Very recently, Christine Dehlendorf, M.D., who graduated first in her class from the UW Medical School, and who now practices and teaches Family Medicine at the University of California, San Francisco, assured the public hospital district commissioners in a public meeting that family medicine physicians have the skills and training appropriate to treat pregnant women. For many women, it’s still going to be safer to deliver off-island, where patients have access to a broader range of emergency services, but it makes no sense for the public hospital district to refuse to subsidize essential prenatal services even as it subsidizes physician services for a broad range of other conditions. Subsidies are important because approximately two-thirds of the women giving birth in San Juan County are low income, and many of them work multiple jobs which make off-island travel difficult. We need to make prenatal care more accessible, not less.
Your critics try to characterize you as extreme. What do you say about that?
I’m a pragmatist, with lots of experience bringing disparate groups together to solve important problems. At Microsoft, I managed large teams and won the division-wide Market Maker Award for helping to build Microsoft’s business around the world. I also helped build two very successful technology companies, Valve and Picnik. As a Senior Policy Officer at the Bill & Melinda Gates Foundation, I worked directly with Bill and Melinda and helped to build and then manage the central communications team. And later, I served as a probono advisor to the CEO of NetHope, which is a collaborative non-profit that brings together senior technical leaders from more than 30 global nonprofits including the International Red Cross, Save the Children, and the World Wildlife Fund, all to leverage and share technical and communications resources smartly in order to improve program delivery and coordinate emergency response around the globe.
My goal is to see that essential health care here on San Juan Island is delivered cost-effectively, that we’re following the law, and that our public dollars are unrestricted by any particular religious viewpoint. We can make our health care system better and I’m committed to making that happen.
You’ve been endorsed by the San Juan County Democrats. Why did you seek party endorsements in this non-partisan election?
A non-partisan election is one where candidates don’t declare a party preference on the ballot. However, endorsements in non-partisan elections are common. As an example, in the most recent election for Public Hospital District Commissioner, Republican Party Chair Michelle Loftus, in her official capacity, expressed a clear preference for one candidate over another.
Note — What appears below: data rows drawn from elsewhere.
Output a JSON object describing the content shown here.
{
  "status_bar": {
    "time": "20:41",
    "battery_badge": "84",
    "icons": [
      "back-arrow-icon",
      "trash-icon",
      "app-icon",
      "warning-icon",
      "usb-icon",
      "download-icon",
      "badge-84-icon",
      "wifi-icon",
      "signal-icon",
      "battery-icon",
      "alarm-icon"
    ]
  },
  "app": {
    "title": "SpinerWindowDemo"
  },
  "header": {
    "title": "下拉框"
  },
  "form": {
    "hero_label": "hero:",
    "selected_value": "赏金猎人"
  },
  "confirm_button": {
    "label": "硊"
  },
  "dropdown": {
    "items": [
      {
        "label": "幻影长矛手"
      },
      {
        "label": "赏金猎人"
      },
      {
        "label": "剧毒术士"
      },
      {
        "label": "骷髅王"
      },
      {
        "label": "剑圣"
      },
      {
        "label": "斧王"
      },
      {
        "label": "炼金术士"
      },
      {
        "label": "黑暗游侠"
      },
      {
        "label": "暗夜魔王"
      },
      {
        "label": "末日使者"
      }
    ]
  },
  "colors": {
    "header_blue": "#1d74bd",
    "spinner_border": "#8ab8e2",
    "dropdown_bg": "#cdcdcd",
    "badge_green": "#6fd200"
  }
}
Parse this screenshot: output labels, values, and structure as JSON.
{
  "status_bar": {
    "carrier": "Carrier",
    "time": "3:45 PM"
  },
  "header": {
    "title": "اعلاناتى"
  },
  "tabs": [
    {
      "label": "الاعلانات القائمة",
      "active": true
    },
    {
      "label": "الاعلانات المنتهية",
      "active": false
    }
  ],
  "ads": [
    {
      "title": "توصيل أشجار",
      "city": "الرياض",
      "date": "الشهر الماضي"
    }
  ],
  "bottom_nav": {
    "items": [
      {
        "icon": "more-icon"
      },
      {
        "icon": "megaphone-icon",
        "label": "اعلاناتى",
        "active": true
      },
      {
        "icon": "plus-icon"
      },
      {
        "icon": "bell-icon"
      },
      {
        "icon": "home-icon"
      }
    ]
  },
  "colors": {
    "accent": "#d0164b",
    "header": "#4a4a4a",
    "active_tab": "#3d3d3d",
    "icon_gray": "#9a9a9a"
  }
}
I believe in transparency and I welcome endorsements from anyone who shares my views on key issues, which includes much stronger ongoing oversight of our tax dollars and support for Washington’s Reproductive Privacy Act and Death with Dignity laws. I sent letters to the chairs of both major parties on San Juan Island, outlining my views on key issues, explaining more about my background, and informing them I welcomed endorsements from people and organizations who are committed to protecting the rights Washington voters secured under both the RPA and DWD laws. The San Juan County Democrats endorsed my candidacy. I did not hear back from anyone in the Republican Party.